TASK BRIEF -> Write each entry out again exactly, with nothing omitted.
LISTED ENTRIES START
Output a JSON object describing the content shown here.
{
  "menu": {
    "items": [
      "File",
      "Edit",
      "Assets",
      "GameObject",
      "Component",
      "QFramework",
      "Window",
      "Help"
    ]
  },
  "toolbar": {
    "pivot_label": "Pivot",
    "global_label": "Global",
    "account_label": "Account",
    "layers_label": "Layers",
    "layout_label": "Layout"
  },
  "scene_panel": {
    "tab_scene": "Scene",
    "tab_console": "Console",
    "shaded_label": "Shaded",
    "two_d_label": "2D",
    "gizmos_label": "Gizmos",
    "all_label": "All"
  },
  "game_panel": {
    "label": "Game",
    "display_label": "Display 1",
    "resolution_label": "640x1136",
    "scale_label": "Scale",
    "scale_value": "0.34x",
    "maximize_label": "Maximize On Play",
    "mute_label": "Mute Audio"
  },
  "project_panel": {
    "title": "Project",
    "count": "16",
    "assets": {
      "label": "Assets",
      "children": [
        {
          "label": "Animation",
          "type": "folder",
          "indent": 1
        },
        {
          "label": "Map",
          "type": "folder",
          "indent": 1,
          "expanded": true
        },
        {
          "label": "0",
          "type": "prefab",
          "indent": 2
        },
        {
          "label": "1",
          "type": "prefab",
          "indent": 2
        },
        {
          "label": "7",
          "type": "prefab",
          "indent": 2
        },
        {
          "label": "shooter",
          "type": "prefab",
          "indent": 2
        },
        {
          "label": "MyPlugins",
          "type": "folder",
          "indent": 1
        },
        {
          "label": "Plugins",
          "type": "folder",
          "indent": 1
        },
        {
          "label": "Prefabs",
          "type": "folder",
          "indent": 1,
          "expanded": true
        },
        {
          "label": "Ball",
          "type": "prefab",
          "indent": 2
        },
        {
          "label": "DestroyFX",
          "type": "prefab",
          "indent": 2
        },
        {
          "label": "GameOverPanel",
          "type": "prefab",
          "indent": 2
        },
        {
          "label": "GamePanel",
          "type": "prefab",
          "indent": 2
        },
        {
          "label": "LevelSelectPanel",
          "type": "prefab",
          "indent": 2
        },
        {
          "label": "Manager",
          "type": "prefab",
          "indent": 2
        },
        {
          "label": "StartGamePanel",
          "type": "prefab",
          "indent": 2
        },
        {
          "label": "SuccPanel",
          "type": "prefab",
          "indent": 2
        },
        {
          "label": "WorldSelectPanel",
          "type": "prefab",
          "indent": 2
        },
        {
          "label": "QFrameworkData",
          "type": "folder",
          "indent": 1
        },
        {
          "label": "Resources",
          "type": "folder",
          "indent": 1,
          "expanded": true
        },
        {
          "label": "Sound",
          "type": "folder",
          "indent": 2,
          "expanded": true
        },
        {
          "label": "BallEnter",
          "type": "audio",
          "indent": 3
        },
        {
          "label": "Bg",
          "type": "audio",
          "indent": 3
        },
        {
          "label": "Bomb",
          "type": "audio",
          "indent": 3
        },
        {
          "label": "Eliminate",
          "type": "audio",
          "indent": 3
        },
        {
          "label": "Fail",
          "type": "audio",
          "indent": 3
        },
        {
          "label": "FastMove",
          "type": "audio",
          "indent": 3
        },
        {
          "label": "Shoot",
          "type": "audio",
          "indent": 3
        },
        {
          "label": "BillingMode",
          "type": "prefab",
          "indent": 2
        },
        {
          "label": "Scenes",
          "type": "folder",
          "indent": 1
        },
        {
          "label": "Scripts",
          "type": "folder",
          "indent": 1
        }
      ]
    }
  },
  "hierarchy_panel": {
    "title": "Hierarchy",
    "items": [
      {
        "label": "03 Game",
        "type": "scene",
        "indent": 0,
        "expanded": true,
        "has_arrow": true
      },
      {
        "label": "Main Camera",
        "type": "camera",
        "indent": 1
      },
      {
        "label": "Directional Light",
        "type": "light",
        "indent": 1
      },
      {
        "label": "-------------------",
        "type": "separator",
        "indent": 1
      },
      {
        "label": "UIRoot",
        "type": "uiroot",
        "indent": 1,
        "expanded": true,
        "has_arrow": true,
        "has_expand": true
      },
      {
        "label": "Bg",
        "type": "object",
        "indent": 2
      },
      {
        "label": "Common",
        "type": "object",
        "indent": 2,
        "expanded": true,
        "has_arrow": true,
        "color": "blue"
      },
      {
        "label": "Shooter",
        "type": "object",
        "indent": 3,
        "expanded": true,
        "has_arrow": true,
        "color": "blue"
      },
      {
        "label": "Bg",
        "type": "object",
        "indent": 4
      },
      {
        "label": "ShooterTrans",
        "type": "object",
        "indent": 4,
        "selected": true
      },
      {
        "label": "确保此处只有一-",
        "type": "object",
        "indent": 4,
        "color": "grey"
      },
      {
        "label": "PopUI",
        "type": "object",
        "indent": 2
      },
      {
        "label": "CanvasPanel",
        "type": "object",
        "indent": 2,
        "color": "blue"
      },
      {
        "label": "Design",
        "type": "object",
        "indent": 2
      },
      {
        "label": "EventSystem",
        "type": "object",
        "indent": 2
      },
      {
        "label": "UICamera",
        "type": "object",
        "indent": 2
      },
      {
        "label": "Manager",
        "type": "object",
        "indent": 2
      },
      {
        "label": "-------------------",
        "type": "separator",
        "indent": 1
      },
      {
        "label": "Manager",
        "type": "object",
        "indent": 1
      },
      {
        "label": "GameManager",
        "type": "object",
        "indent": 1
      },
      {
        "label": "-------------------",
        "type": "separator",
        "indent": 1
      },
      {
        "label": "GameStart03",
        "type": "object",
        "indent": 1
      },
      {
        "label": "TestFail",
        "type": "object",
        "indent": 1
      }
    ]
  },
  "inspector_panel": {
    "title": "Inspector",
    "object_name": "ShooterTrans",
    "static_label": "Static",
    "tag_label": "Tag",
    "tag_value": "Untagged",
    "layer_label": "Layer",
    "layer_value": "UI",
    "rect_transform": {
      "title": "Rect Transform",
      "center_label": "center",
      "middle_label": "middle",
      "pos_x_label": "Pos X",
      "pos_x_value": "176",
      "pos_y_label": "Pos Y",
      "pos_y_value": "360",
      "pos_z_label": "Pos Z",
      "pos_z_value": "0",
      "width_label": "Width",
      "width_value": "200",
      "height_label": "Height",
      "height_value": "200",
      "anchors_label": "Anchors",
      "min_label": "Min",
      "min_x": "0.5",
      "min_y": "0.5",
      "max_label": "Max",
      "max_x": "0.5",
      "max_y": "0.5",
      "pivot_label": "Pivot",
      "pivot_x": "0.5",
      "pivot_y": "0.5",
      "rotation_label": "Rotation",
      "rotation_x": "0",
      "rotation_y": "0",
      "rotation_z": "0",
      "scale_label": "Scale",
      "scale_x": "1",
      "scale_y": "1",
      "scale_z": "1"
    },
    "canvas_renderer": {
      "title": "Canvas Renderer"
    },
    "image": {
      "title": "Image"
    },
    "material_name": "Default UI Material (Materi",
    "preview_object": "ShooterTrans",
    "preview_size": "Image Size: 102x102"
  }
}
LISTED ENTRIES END
EXERCISE SOLUTION ->
Output a JSON object describing the content shown here.
{
  "menu": {
    "items": [
      "File",
      "Edit",
      "Assets",
      "GameObject",
      "Component",
      "QFramework",
      "Window",
      "Help"
    ]
  },
  "toolbar": {
    "pivot_label": "Pivot",
    "global_label": "Global",
    "account_label": "Account",
    "layers_label": "Layers",
    "layout_label": "Layout"
  },
  "scene_panel": {
    "tab_scene": "Scene",
    "tab_console": "Console",
    "shaded_label": "Shaded",
    "two_d_label": "2D",
    "gizmos_label": "Gizmos",
    "all_label": "All"
  },
  "game_panel": {
    "label": "Game",
    "display_label": "Display 1",
    "resolution_label": "640x1136",
    "scale_label": "Scale",
    "scale_value": "0.34x",
    "maximize_label": "Maximize On Play",
    "mute_label": "Mute Audio"
  },
  "project_panel": {
    "title": "Project",
    "count": "16",
    "assets": {
      "label": "Assets",
      "children": [
        {
          "label": "Animation",
          "type": "folder",
          "indent": 1
        },
        {
          "label": "Map",
          "type": "folder",
          "indent": 1,
          "expanded": true
        },
        {
          "label": "0",
          "type": "prefab",
          "indent": 2
        },
        {
          "label": "1",
          "type": "prefab",
          "indent": 2
        },
        {
          "label": "7",
          "type": "prefab",
          "indent": 2
        },
        {
          "label": "shooter",
          "type": "prefab",
          "indent": 2
        },
        {
          "label": "MyPlugins",
          "type": "folder",
          "indent": 1
        },
        {
          "label": "Plugins",
          "type": "folder",
          "indent": 1
        },
        {
          "label": "Prefabs",
          "type": "folder",
          "indent": 1,
          "expanded": true
        },
        {
          "label": "Ball",
          "type": "prefab",
          "indent": 2
        },
        {
          "label": "DestroyFX",
          "type": "prefab",
          "indent": 2
        },
        {
          "label": "GameOverPanel",
          "type": "prefab",
          "indent": 2
        },
        {
          "label": "GamePanel",
          "type": "prefab",
          "indent": 2
        },
        {
          "label": "LevelSelectPanel",
          "type": "prefab",
          "indent": 2
        },
        {
          "label": "Manager",
          "type": "prefab",
          "indent": 2
        },
        {
          "label": "StartGamePanel",
          "type": "prefab",
          "indent": 2
        },
        {
          "label": "SuccPanel",
          "type": "prefab",
          "indent": 2
        },
        {
          "label": "WorldSelectPanel",
          "type": "prefab",
          "indent": 2
        },
        {
          "label": "QFrameworkData",
          "type": "folder",
          "indent": 1
        },
        {
          "label": "Resources",
          "type": "folder",
          "indent": 1,
          "expanded": true
        },
        {
          "label": "Sound",
          "type": "folder",
          "indent": 2,
          "expanded": true
        },
        {
          "label": "BallEnter",
          "type": "audio",
          "indent": 3
        },
        {
          "label": "Bg",
          "type": "audio",
          "indent": 3
        },
        {
          "label": "Bomb",
          "type": "audio",
          "indent": 3
        },
        {
          "label": "Eliminate",
          "type": "audio",
          "indent": 3
        },
        {
          "label": "Fail",
          "type": "audio",
          "indent": 3
        },
        {
          "label": "FastMove",
          "type": "audio",
          "indent": 3
        },
        {
          "label": "Shoot",
          "type": "audio",
          "indent": 3
        },
        {
          "label": "BillingMode",
          "type": "prefab",
          "indent": 2
        },
        {
          "label": "Scenes",
          "type": "folder",
          "indent": 1
        },
        {
          "label": "Scripts",
          "type": "folder",
          "indent": 1
        }
      ]
    }
  },
  "hierarchy_panel": {
    "title": "Hierarchy",
    "items": [
      {
        "label": "03 Game",
        "type": "scene",
        "indent": 0,
        "expanded": true,
        "has_arrow": true
      },
      {
        "label": "Main Camera",
        "type": "camera",
        "indent": 1
      },
      {
        "label": "Directional Light",
        "type": "light",
        "indent": 1
      },
      {
        "label": "-------------------",
        "type": "separator",
        "indent": 1
      },
      {
        "label": "UIRoot",
        "type": "uiroot",
        "indent": 1,
        "expanded": true,
        "has_arrow": true,
        "has_expand": true
      },
      {
        "label": "Bg",
        "type": "object",
        "indent": 2
      },
      {
        "label": "Common",
        "type": "object",
        "indent": 2,
        "expanded": true,
        "has_arrow": true,
        "color": "blue"
      },
      {
        "label": "Shooter",
        "type": "object",
        "indent": 3,
        "expanded": true,
        "has_arrow": true,
        "color": "blue"
      },
      {
        "label": "Bg",
        "type": "object",
        "indent": 4
      },
      {
        "label": "ShooterTrans",
        "type": "object",
        "indent": 4,
        "selected": true
      },
      {
        "label": "确保此处只有一-",
        "type": "object",
        "indent": 4,
        "color": "grey"
      },
      {
        "label": "PopUI",
        "type": "object",
        "indent": 2
      },
      {
        "label": "CanvasPanel",
        "type": "object",
        "indent": 2,
        "color": "blue"
      },
      {
        "label": "Design",
        "type": "object",
        "indent": 2
      },
      {
        "label": "EventSystem",
        "type": "object",
        "indent": 2
      },
      {
        "label": "UICamera",
        "type": "object",
        "indent": 2
      },
      {
        "label": "Manager",
        "type": "object",
        "indent": 2
      },
      {
        "label": "-------------------",
        "type": "separator",
        "indent": 1
      },
      {
        "label": "Manager",
        "type": "object",
        "indent": 1
      },
      {
        "label": "GameManager",
        "type": "object",
        "indent": 1
      },
      {
        "label": "-------------------",
        "type": "separator",
        "indent": 1
      },
      {
        "label": "GameStart03",
        "type": "object",
        "indent": 1
      },
      {
        "label": "TestFail",
        "type": "object",
        "indent": 1
      }
    ]
  },
  "inspector_panel": {
    "title": "Inspector",
    "object_name": "ShooterTrans",
    "static_label": "Static",
    "tag_label": "Tag",
    "tag_value": "Untagged",
    "layer_label": "Layer",
    "layer_value": "UI",
    "rect_transform": {
      "title": "Rect Transform",
      "center_label": "center",
      "middle_label": "middle",
      "pos_x_label": "Pos X",
      "pos_x_value": "176",
      "pos_y_label": "Pos Y",
      "pos_y_value": "360",
      "pos_z_label": "Pos Z",
      "pos_z_value": "0",
      "width_label": "Width",
      "width_value": "200",
      "height_label": "Height",
      "height_value": "200",
      "anchors_label": "Anchors",
      "min_label": "Min",
      "min_x": "0.5",
      "min_y": "0.5",
      "max_label": "Max",
      "max_x": "0.5",
      "max_y": "0.5",
      "pivot_label": "Pivot",
      "pivot_x": "0.5",
      "pivot_y": "0.5",
      "rotation_label": "Rotation",
      "rotation_x": "0",
      "rotation_y": "0",
      "rotation_z": "0",
      "scale_label": "Scale",
      "scale_x": "1",
      "scale_y": "1",
      "scale_z": "1"
    },
    "canvas_renderer": {
      "title": "Canvas Renderer"
    },
    "image": {
      "title": "Image"
    },
    "material_name": "Default UI Material (Materi",
    "preview_object": "ShooterTrans",
    "preview_size": "Image Size: 102x102"
  }
}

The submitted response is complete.